}

struct ContentView: View {
    @State private var text = ""
    @ObservedResults(AutoMaker.self) var autoMakers
    
    var body: some View {
        VStack {
            HStack {
                TextField("Automaker Name", text: $text)
                Button(action: addItem) {
                    Text("Add")
                }
            }
            List {
                ForEach(autoMakers) {autoMaker in
                    Text(autoMaker.name)
                }
                .onDelete(perform: $autoMakers.remove)
            }
        }
        .padding()
    }
    
    func addItem() {
        $autoMakers.append(AutoMaker(name: text))
        text = ""
    }
}

struct ContentView_Previews: PreviewProvider {
    
    static var previews: some View {
        createData()
        return ContentView()
    }
    
    static func createData() {
        let realm = try! Realm()
        try! realm.write {
            realm.deleteAll()
            realm.add(AutoMaker(name: "Ford"))
            realm.add(AutoMaker(name: "Honda"))
            realm.add(AutoMaker(name: "Volkswagen"))
        }
    }
}

Thanks all for the help.
–Tom

1 Like

One more thing I should add. For those wanting to run the code above, here are the complete steps:

  1. Create a new SwiftUI app.
  2. Replace the code in ContentView.swift with the code above.
  3. Add in the Realm dependency using the Swift Packages Manager. In XCode, go to File | Swift Package | Add Package Dependency, and paste in: https://github.com/realm/realm-cocoa.git
  4. Hit Run.

You now have a working SwiftUI app that persists data to a Realm database (using realm-cocoa version 10.7.2).

1 Like

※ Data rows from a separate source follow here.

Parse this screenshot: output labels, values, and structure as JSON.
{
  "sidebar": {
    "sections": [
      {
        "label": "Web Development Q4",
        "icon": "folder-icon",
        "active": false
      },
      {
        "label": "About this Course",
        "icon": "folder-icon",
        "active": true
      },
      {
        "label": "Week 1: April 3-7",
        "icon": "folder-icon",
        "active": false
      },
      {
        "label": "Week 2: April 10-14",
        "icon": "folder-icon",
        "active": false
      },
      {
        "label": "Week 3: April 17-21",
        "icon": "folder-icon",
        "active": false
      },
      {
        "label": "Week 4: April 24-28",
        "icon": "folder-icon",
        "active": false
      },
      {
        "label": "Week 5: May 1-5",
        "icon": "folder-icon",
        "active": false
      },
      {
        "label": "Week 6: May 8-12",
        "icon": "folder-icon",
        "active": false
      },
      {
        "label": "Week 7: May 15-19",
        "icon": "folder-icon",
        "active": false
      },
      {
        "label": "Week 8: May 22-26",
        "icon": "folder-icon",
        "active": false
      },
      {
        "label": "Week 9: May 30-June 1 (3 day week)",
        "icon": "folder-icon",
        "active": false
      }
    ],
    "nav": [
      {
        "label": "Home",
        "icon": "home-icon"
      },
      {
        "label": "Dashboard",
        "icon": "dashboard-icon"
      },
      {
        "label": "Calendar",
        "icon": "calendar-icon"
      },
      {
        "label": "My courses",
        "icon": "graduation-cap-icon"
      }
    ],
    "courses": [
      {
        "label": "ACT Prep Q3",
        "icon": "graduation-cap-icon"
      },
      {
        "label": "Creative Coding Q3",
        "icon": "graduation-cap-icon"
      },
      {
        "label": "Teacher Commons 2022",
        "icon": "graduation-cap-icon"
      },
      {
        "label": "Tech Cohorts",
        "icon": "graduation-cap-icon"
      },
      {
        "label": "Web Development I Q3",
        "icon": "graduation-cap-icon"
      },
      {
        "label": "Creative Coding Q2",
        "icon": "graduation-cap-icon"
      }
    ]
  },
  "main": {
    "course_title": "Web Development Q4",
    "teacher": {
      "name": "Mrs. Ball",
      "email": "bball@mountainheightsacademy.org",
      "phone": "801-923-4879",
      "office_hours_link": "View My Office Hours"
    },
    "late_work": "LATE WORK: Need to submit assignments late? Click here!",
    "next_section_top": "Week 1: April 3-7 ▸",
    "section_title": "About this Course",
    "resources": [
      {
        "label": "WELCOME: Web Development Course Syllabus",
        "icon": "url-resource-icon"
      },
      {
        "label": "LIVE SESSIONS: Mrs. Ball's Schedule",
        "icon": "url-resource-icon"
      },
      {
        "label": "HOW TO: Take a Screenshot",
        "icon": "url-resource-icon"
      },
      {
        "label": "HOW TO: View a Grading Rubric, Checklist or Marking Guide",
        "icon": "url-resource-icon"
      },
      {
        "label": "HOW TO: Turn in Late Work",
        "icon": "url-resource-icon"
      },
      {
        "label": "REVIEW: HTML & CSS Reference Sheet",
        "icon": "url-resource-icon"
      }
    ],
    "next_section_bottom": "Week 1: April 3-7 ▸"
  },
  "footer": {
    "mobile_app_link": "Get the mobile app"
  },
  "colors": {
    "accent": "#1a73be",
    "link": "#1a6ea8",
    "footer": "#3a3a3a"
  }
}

Does this work reliably for anyone at all? When I try to add mock data in the preview, if I run the preview with the bootstrap method, I get an error. But then I take out the bootstrap method, and the mock data is there.

RemoteHumanReadableError: Failed to update preview.

The preview process appears to have crashed.

Error encountered when sending 'display' message to agent.

==================================

|  RemoteHumanReadableError: The operation couldn’t be completed. (BSServiceConnectionErrorDomain error 3.)
|  
|  BSServiceConnectionErrorDomain (3):
|  ==BSErrorCodeDescription: OperationFailed

Hi @Lukasz_Ciastko,

that preview is working for me

In general, I find Canvas previews one of the coolest and most frustrating/unreliable features of SwiftUI. I keep hoping that the next version will be more robust (or at least come with some debugging features) – perhaps there will be good news at the next WWDC!

1 Like